You’ve decided it’s better this way. Better for anyone who might care for you if you’re alone.

- - -

It’s not the first time you’ve been shot, but it’s the first time it scares you. Terrifies you. Not death, not pain, but the realization that you could lose her.

Your jobs are dangerous, you’ve always known this. Either of you could be killed on a daily basis. But until now, you’ve never understood the gravity of it; you could die without her ever knowing the truth.

You show up at her doorstep with pizza and beer that night. She’s not expecting you. She’s in her pajamas, and you know you’re one of only two living souls privileged enough to be allowed to see her this way: unguarded, comfortable, vulnerable.

She’s surprised to see you. Pleasantly so. She starts asking about the cases you’re working on and you tell her you needed to see her. Talk to her.

You don’t know how to do this. You don’t know how to do this.

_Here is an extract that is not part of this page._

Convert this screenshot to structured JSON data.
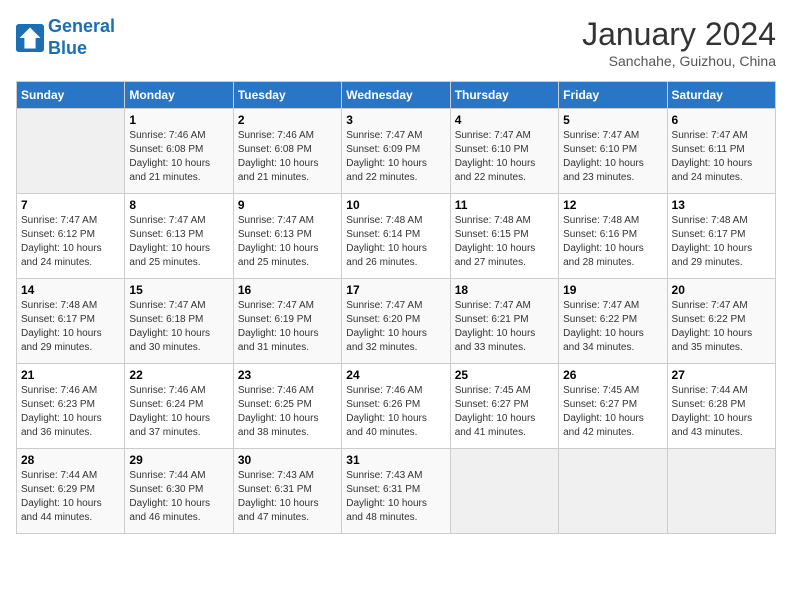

You don’t know how to do this.

I was so stupid. I thought that--and, and I guess I was kinda right, that you came out for me. And that scared me.

She’s opening two beers as you begin, and her brow is furrowed as she watches you. You can’t keep your hands still.

But, uh...but life’s too short. And...and we should be who we are. And we should kiss the girls that we wanna kiss.

She listens to you in a way no one else ever has, not only now but always, always, as if your thoughts are worth hearing. She nods solemnly now, trying to figure out where you’re going with this.

And I really just...I wanna kiss you.

You move toward her. Confusion is written all over her face and you ask in a whisper because there’s no way your voice won’t betray you Can I…?

She nods ever so slightly, eyes wide with disbelief, and you close the gap.

You kiss her. Deeply, with half a year’s worth of longing. You’re aware of nothing in the world besides Alex, Alex, Alex. Alex’s mouth on yours and kissing you back and the smell of her shampoo and the whiskey on her tongue, her tongue, and her face in your hands and her pulling you closer like she’s drowning and you’re her last breath of air.

It’s your first kiss. In all your life, the first one that mattered.